This has all changed over the last 30 years. Geography has entered international economics. I can’t take any credit for the change. Krugman is the one who can.
Okay, so what was my idea? Perhaps the most ubiquitous and intractable obstacle plaguing all of empirical economics, especially macroeconomics, is the problem of causality. We observe that countries that engage in more international trade tend to benefit from higher incomes. But does trade cause growth or does growth cause trade? “Correlation need not imply causality.” In a 1999 article, David Romer and I used the gravity model of bilateral trade to try to solve the causality question. Newton’s theory of gravity says that the attraction between two bodies is proportionate to the product of their sizes and inversely related to the physical distance between them. The gravity theory of trade says that trade between two countries (or provinces) is proportionate to their sizes and inversely related to the economic distance between them. Size can be measured by population. Economic distance can be measured by geographic distance and other variables to capture transport costs, linguistic and political barriers, and so forth. The gravity model predicts bilateral trade quite well.14 In the paper with Romer, we used the gravity model, first, to come up with an exogenous predictor of each country’s overall level of trade and then to test whether economic growth, other things equal, had blessed those countries that were geographically well-situated for trade, versus those that were remote, landlocked, or otherwise encumbered. The answer was yes. We now felt better able to claim that, in the case of trade and growth, the relationship was indeed causal. A “point estimate” is that the difference between a hypothetical country with no trade (say, Burma) and one where exports plus imports total 200% of GDP (say Singapore) is by itself worth an 80% increase in income over 20 years.
I have used the geographic determinants of trade to address the causality problem in many other areas as well. “The Endogeneity of the Optimum Currency Area Criteria,” with Andy Rose, found that higher trade between a pair of countries leads to more synchronized business cycles. Another paper with Andy found that international trade is good for some measures of environmental quality, such as local air pollution, but not others, such as greenhouse gas emissions. A paper with Eduardo Cavallo found that countries that are more open to international trade were less likely to suffer severe financial crises.
Become an economist; see the world
My career has afforded me the luxury of indulging my geographic interests in a more tangible way as well. International economics does not, like the field of development economics, oblige one actually to spend time in countries without reliable running water and electricity, at least not for more than a few weeks at a time. But I have been able to travel widely, always on somebody else’s nickel. Some institution in the host country pays. (For years I competed against my brother regarding who had been to more countries.15 Eventually he dropped out, complaining that it was an unfair competition because my travels were so heavily subsidized.) Most trips are simply for conferences. But sometimes it is teaching, sometimes research, sometimes consulting.
It all started at the mid-point of my graduate studies at MIT. In 1976, Dick Eckaus and our other professors packed five of us -- Krugman, three other classmates, and me -- off to Portugal for a summer.
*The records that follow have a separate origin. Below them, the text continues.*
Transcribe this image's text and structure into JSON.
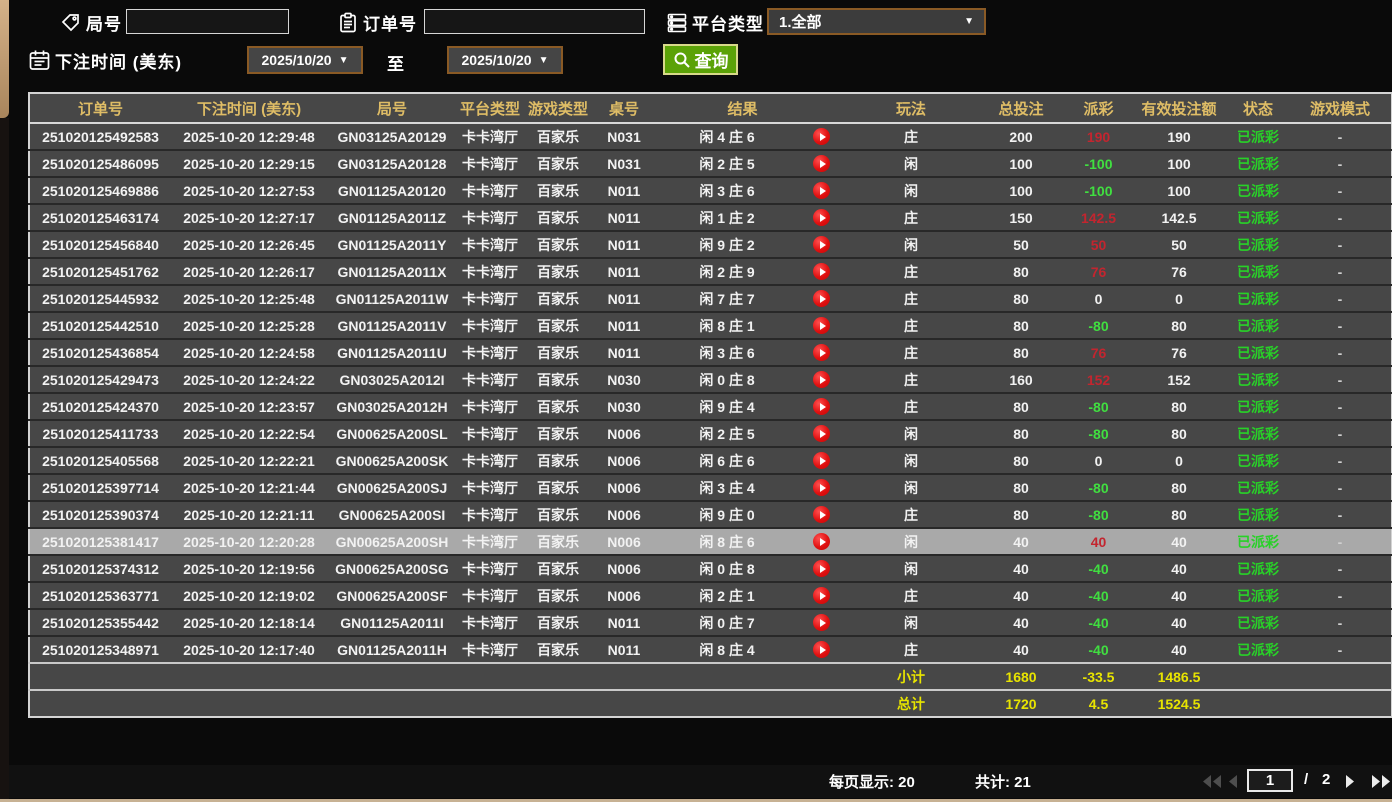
{
  "filters": {
    "round_label": "局号",
    "round_value": "",
    "order_label": "订单号",
    "order_value": "",
    "platform_label": "平台类型",
    "platform_value": "1.全部",
    "bet_time_label": "下注时间 (美东)",
    "to_label": "至",
    "date_from": "2025/10/20",
    "date_to": "2025/10/20",
    "query_label": "查询"
  },
  "table": {
    "headers": [
      "订单号",
      "下注时间 (美东)",
      "局号",
      "平台类型",
      "游戏类型",
      "桌号",
      "结果",
      "玩法",
      "总投注",
      "派彩",
      "有效投注额",
      "状态",
      "游戏模式"
    ],
    "rows": [
      {
        "order": "251020125492583",
        "time": "2025-10-20 12:29:48",
        "round": "GN03125A20129",
        "platform": "卡卡湾厅",
        "game_type": "百家乐",
        "table_no": "N031",
        "result": "闲 4 庄 6",
        "play": "庄",
        "total_bet": "200",
        "payout": "190",
        "valid_bet": "190",
        "status": "已派彩",
        "mode": "-",
        "highlighted": false
      },
      {
        "order": "251020125486095",
        "time": "2025-10-20 12:29:15",
        "round": "GN03125A20128",
        "platform": "卡卡湾厅",
        "game_type": "百家乐",
        "table_no": "N031",
        "result": "闲 2 庄 5",
        "play": "闲",
        "total_bet": "100",
        "payout": "-100",
        "valid_bet": "100",
        "status": "已派彩",
        "mode": "-",
        "highlighted": false
      },
      {
        "order": "251020125469886",
        "time": "2025-10-20 12:27:53",
        "round": "GN01125A20120",
        "platform": "卡卡湾厅",
        "game_type": "百家乐",
        "table_no": "N011",
        "result": "闲 3 庄 6",
        "play": "闲",
        "total_bet": "100",
        "payout": "-100",
        "valid_bet": "100",
        "status": "已派彩",
        "mode": "-",
        "highlighted": false
      },
      {
        "order": "251020125463174",
        "time": "2025-10-20 12:27:17",
        "round": "GN01125A2011Z",
        "platform": "卡卡湾厅",
        "game_type": "百家乐",
        "table_no": "N011",
        "result": "闲 1 庄 2",
        "play": "庄",
        "total_bet": "150",
        "payout": "142.5",
        "valid_bet": "142.5",
        "status": "已派彩",
        "mode": "-",
        "highlighted": false
      },
      {
        "order": "251020125456840",
        "time": "2025-10-20 12:26:45",
        "round": "GN01125A2011Y",
        "platform": "卡卡湾厅",
        "game_type": "百家乐",
        "table_no": "N011",
        "result": "闲 9 庄 2",
        "play": "闲",
        "total_bet": "50",
        "payout": "50",
        "valid_bet": "50",
        "status": "已派彩",
        "mode": "-",
        "highlighted": false
      },
      {
        "order": "251020125451762",
        "time": "2025-10-20 12:26:17",
        "round": "GN01125A2011X",
        "platform": "卡卡湾厅",
        "game_type": "百家乐",
        "table_no": "N011",
        "result": "闲 2 庄 9",
        "play": "庄",
        "total_bet": "80",
        "payout": "76",
        "valid_bet": "76",
        "status": "已派彩",
        "mode": "-",
        "highlighted": false
      },
      {
        "order": "251020125445932",
        "time": "2025-10-20 12:25:48",
        "round": "GN01125A2011W",
        "platform": "卡卡湾厅",
        "game_type": "百家乐",
        "table_no": "N011",
        "result": "闲 7 庄 7",
        "play": "庄",
        "total_bet": "80",
        "payout": "0",
        "valid_bet": "0",
        "status": "已派彩",
        "mode": "-",
        "highlighted": false
      },
      {
        "order": "251020125442510",
        "time": "2025-10-20 12:25:28",
        "round": "GN01125A2011V",
        "platform": "卡卡湾厅",
        "game_type": "百家乐",
        "table_no": "N011",
        "result": "闲 8 庄 1",
        "play": "庄",
        "total_bet": "80",
        "payout": "-80",
        "valid_bet": "80",
        "status": "已派彩",
        "mode": "-",
        "highlighted": false
      },
      {
        "order": "251020125436854",
        "time": "2025-10-20 12:24:58",
        "round": "GN01125A2011U",
        "platform": "卡卡湾厅",
        "game_type": "百家乐",
        "table_no": "N011",
        "result": "闲 3 庄 6",
        "play": "庄",
        "total_bet": "80",
        "payout": "76",
        "valid_bet": "76",
        "status": "已派彩",
        "mode": "-",
        "highlighted": false
      },
      {
        "order": "251020125429473",
        "time": "2025-10-20 12:24:22",
        "round": "GN03025A2012I",
        "platform": "卡卡湾厅",
        "game_type": "百家乐",
        "table_no": "N030",
        "result": "闲 0 庄 8",
        "play": "庄",
        "total_bet": "160",
        "payout": "152",
        "valid_bet": "152",
        "status": "已派彩",
        "mode": "-",
        "highlighted": false
      },
      {
        "order": "251020125424370",
        "time": "2025-10-20 12:23:57",
        "round": "GN03025A2012H",
        "platform": "卡卡湾厅",
        "game_type": "百家乐",
        "table_no": "N030",
        "result": "闲 9 庄 4",
        "play": "庄",
        "total_bet": "80",
        "payout": "-80",
        "valid_bet": "80",
        "status": "已派彩",
        "mode": "-",
        "highlighted": false
      },
      {
        "order": "251020125411733",
        "time": "2025-10-20 12:22:54",
        "round": "GN00625A200SL",
        "platform": "卡卡湾厅",
        "game_type": "百家乐",
        "table_no": "N006",
        "result": "闲 2 庄 5",
        "play": "闲",
        "total_bet": "80",
        "payout": "-80",
        "valid_bet": "80",
        "status": "已派彩",
        "mode": "-",
        "highlighted": false
      },
      {
        "order": "251020125405568",
        "time": "2025-10-20 12:22:21",
        "round": "GN00625A200SK",
        "platform": "卡卡湾厅",
        "game_type": "百家乐",
        "table_no": "N006",
        "result": "闲 6 庄 6",
        "play": "闲",
        "total_bet": "80",
        "payout": "0",
        "valid_bet": "0",
        "status": "已派彩",
        "mode": "-",
        "highlighted": false
      },
      {
        "order": "251020125397714",
        "time": "2025-10-20 12:21:44",
        "round": "GN00625A200SJ",
        "platform": "卡卡湾厅",
        "game_type": "百家乐",
        "table_no": "N006",
        "result": "闲 3 庄 4",
        "play": "闲",
        "total_bet": "80",
        "payout": "-80",
        "valid_bet": "80",
        "status": "已派彩",
        "mode": "-",
        "highlighted": false
      },
      {
        "order": "251020125390374",
        "time": "2025-10-20 12:21:11",
        "round": "GN00625A200SI",
        "platform": "卡卡湾厅",
        "game_type": "百家乐",
        "table_no": "N006",
        "result": "闲 9 庄 0",
        "play": "庄",
        "total_bet": "80",
        "payout": "-80",
        "valid_bet": "80",
        "status": "已派彩",
        "mode": "-",
        "highlighted": false
      },
      {
        "order": "251020125381417",
        "time": "2025-10-20 12:20:28",
        "round": "GN00625A200SH",
        "platform": "卡卡湾厅",
        "game_type": "百家乐",
        "table_no": "N006",
        "result": "闲 8 庄 6",
        "play": "闲",
        "total_bet": "40",
        "payout": "40",
        "valid_bet": "40",
        "status": "已派彩",
        "mode": "-",
        "highlighted": true
      },
      {
        "order": "251020125374312",
        "time": "2025-10-20 12:19:56",
        "round": "GN00625A200SG",
        "platform": "卡卡湾厅",
        "game_type": "百家乐",
        "table_no": "N006",
        "result": "闲 0 庄 8",
        "play": "闲",
        "total_bet": "40",
        "payout": "-40",
        "valid_bet": "40",
        "status": "已派彩",
        "mode": "-",
        "highlighted": false
      },
      {
        "order": "251020125363771",
        "time": "2025-10-20 12:19:02",
        "round": "GN00625A200SF",
        "platform": "卡卡湾厅",
        "game_type": "百家乐",
        "table_no": "N006",
        "result": "闲 2 庄 1",
        "play": "庄",
        "total_bet": "40",
        "payout": "-40",
        "valid_bet": "40",
        "status": "已派彩",
        "mode": "-",
        "highlighted": false
      },
      {
        "order": "251020125355442",
        "time": "2025-10-20 12:18:14",
        "round": "GN01125A2011I",
        "platform": "卡卡湾厅",
        "game_type": "百家乐",
        "table_no": "N011",
        "result": "闲 0 庄 7",
        "play": "闲",
        "total_bet": "40",
        "payout": "-40",
        "valid_bet": "40",
        "status": "已派彩",
        "mode": "-",
        "highlighted": false
      },
      {
        "order": "251020125348971",
        "time": "2025-10-20 12:17:40",
        "round": "GN01125A2011H",
        "platform": "卡卡湾厅",
        "game_type": "百家乐",
        "table_no": "N011",
        "result": "闲 8 庄 4",
        "play": "庄",
        "total_bet": "40",
        "payout": "-40",
        "valid_bet": "40",
        "status": "已派彩",
        "mode": "-",
        "highlighted": false
      }
    ],
    "subtotal": {
      "label": "小计",
      "total_bet": "1680",
      "payout": "-33.5",
      "valid_bet": "1486.5"
    },
    "grand_total": {
      "label": "总计",
      "total_bet": "1720",
      "payout": "4.5",
      "valid_bet": "1524.5"
    }
  },
  "pagination": {
    "per_page_label": "每页显示: 20",
    "total_label": "共计: 21",
    "page": "1",
    "separator": "/",
    "total_pages": "2"
  },
  "colors": {
    "header_gold": "#dfbd66",
    "win_red": "#c3252f",
    "loss_green": "#40df40",
    "status_green": "#28d128",
    "total_yellow": "#e8e400",
    "query_button_green": "#5ba207",
    "date_border_brown": "#8a5a25",
    "highlight_row_gray": "#a9a9a9"
  }
}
I remember thinking, on the plane going over, “what do we know about advising a government?” The man we were to work for, Jose da Silva Lopes, Governor of the Central Bank, apparently thought the same thing, when we arrived in Lisbon and he saw how young we were. Eventually we proved, both to ourselves and to our host country, that we had something to offer after all. A little bit of economic reasoning can take you further than you might think.
One story from that first experience at advising long ago stands me in good stead, every year when I need to explain to my students the concept of seignorage. We were living in hotels. At the end of the first month, we had to pay the bill. But for bureaucratic reasons, the wire transfers we were expecting had not yet come through. We apologetically explained our problem to the Governor. Responding “no problem,” he summoned an aide who took us to the basement where the printing presses were turning out the national currency. They counted out enough escudos to tide each of us over. I don’t know if the Bank of Portugal ran the printing presses for an extra few seconds that day; if so, it was truly seignorage.
More of the important conferences take place in the United States and Western Europe than in the rest of the world. But the rest of the world is in some sense more interesting. The other places where I have become most involved (in the superficial way that we jet-setting international economists are accustomed to) include: Japan, Korea, China, Central Europe, the Gulf, Latin America, South Africa, and Mauritius. One benefit of having had what is by now a long line of students – first at Berkeley and now at Harvard -- is that one finds them years later all over the world (often in important positions of responsibility). It can make the trips especially interesting.
I got married, just as this book went to press. Kathy Moon is a smart and beautiful professor, who teaches political science at Wellesley College, not far away. By coincidence she, like I, was born in San Francisco. She is of Korean descent, and an expert on Asian-American relations. Perhaps, as occurred to me half a century ago in California, the next big leap is indeed to Asia.